4. Create Curriculum
With all the research and training time, it’s easy to feel overwhelmed with information. This can be especially true when a product is consolidating numerous processes and departmental work. Instead of having all employees learn all parts, create curriculum with the core implementation team and separate the information out among the various departments. Of course, encourage questions or further exploration as long as goals and deadlines are met.
How are you implementing new technology in your organization? Give this a shot:
Save time: Try having one person on a different webinar, demo or learning session and then inviting them to teach their colleagues. Not only will they learn their particular tool or skill better, you’ll have an SME in each area.
5. Embrace Screencasting
You employ various learners, no matter the organization’s size. There are various opinions, but a simple approach is there are 4 different learners: visual, auditory, reading/writing, kinesthetic. As titles suggest, some people retain information better when they see it in action, others when they hear it presented, others need the chance to write out the process while some need to perform a project for themselves. A screencast presentation calls for one person to record themselves completing a task, their approach to the completion then share it with the team. The information is always available and provides a visual representation with voiced, step-by-step guidance, great for all 4 learners to adapt.
Use this training and learning process that works great for all 4 types of learners:
Build a library of guidance: Find a free tool like Screen-Cast-o-Matic or Jing and have each person record 5 minutes around the new process or challenge them to find the best process hack!
6. Communicate Transparently
Everyone, from the core implementation team to employee should know exactly why a product was selected, what features swayed the purchasing decision, what features will not be included, who will be affected, how they will be affected and who can be contacted for help. Even small details may eventually become bigger ordeals later, especially if your organization is one that encourages internal growth.
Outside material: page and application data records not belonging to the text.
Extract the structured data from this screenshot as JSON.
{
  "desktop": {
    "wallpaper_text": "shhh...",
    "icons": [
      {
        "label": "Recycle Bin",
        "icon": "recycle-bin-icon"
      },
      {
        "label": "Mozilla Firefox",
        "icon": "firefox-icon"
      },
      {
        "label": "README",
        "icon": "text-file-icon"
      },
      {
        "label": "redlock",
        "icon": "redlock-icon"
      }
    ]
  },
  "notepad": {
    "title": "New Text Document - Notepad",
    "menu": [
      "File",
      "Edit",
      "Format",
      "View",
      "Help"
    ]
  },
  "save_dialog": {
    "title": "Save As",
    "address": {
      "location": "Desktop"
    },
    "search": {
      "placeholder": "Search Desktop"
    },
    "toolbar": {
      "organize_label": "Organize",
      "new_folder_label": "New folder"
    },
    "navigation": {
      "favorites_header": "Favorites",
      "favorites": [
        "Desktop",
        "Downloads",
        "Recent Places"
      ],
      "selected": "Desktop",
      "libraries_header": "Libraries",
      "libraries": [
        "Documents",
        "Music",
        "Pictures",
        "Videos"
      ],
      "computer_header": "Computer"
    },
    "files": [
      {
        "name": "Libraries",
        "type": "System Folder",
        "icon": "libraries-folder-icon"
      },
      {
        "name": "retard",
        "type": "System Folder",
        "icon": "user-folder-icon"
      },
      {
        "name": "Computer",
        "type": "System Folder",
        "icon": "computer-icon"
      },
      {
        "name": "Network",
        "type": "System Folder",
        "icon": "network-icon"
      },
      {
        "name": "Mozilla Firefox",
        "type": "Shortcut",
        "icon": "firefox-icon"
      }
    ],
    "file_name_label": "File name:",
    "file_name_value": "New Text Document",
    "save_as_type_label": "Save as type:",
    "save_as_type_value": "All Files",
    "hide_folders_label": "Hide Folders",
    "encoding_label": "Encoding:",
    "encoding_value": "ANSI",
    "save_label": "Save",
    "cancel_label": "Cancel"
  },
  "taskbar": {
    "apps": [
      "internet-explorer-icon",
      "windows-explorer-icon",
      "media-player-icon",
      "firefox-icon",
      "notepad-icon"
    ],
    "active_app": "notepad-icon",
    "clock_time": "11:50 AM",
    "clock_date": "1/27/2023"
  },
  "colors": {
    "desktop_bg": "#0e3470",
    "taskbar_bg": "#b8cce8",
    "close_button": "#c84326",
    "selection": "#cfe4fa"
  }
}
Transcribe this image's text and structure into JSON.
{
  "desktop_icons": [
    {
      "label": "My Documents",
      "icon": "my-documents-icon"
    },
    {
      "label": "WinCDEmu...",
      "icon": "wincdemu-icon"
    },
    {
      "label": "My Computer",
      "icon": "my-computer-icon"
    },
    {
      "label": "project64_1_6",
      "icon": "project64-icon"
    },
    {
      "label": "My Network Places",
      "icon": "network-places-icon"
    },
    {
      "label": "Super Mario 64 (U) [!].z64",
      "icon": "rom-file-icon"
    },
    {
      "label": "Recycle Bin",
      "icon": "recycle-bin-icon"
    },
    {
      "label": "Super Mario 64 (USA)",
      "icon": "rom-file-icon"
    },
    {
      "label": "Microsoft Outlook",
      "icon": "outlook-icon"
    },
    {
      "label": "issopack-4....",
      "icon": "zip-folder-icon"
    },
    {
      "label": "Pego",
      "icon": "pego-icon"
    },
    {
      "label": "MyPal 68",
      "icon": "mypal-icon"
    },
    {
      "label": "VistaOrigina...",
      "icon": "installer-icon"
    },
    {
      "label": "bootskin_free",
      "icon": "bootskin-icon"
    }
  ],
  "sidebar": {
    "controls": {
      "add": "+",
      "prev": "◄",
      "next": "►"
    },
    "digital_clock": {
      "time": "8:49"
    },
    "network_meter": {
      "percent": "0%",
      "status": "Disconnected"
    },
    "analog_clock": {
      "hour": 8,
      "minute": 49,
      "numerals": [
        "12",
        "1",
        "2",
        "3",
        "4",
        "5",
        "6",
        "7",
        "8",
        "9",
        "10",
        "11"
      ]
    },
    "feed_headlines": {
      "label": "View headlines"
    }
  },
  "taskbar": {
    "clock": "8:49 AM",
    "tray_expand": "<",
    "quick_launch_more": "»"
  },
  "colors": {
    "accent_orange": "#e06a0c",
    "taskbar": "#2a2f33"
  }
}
Encourage FAQs: Just kidding. Questions are asked less frequently when you answer all of them in an open thread, forum or wiki.
7. Compare to Established Tools
For particularly confusing features or processes, call on your team’s technological prowess or experience. Is there a current tool or social network with a similar interface? Making those comparisons allows team members to better grasp more foreign concepts and might help facilitate questions before they jump into the platform.
Introduce particularly confusing new technology to your teams like this:
Try the movie pitch tactic: “It’s exactly like Jaws plus Twister.” Sharknado! You can use this when describing your new process or tool to your team. “It’s just like Excel but web-based and searchable from all vantage points.”
8. Set Incremental Goals
If you want progress in anything, set goals. Goal alignment helps employees stay on track and is a key driver in growth. Depending on the tool or department needs, goals may be numerically based or focused more on growth. Before setting those goals, allow employees to work within the tool for a week or two so they can familiarize themselves with dashboards, user interface and features. Create baseline expectations from that discovery period.
Track your progress: In almost everything, it’s the little things that keep people engaged. Focus on rewarding small goals and usage day by day and week by week to encourage greater participation.
No longer fearing new tech and want to start bettering your talent management processes? Look no further than ClearCompany. Our performance management system answers to all the small and large details of creating successful and productive teams. Schedule a demo and start your research in the meantime!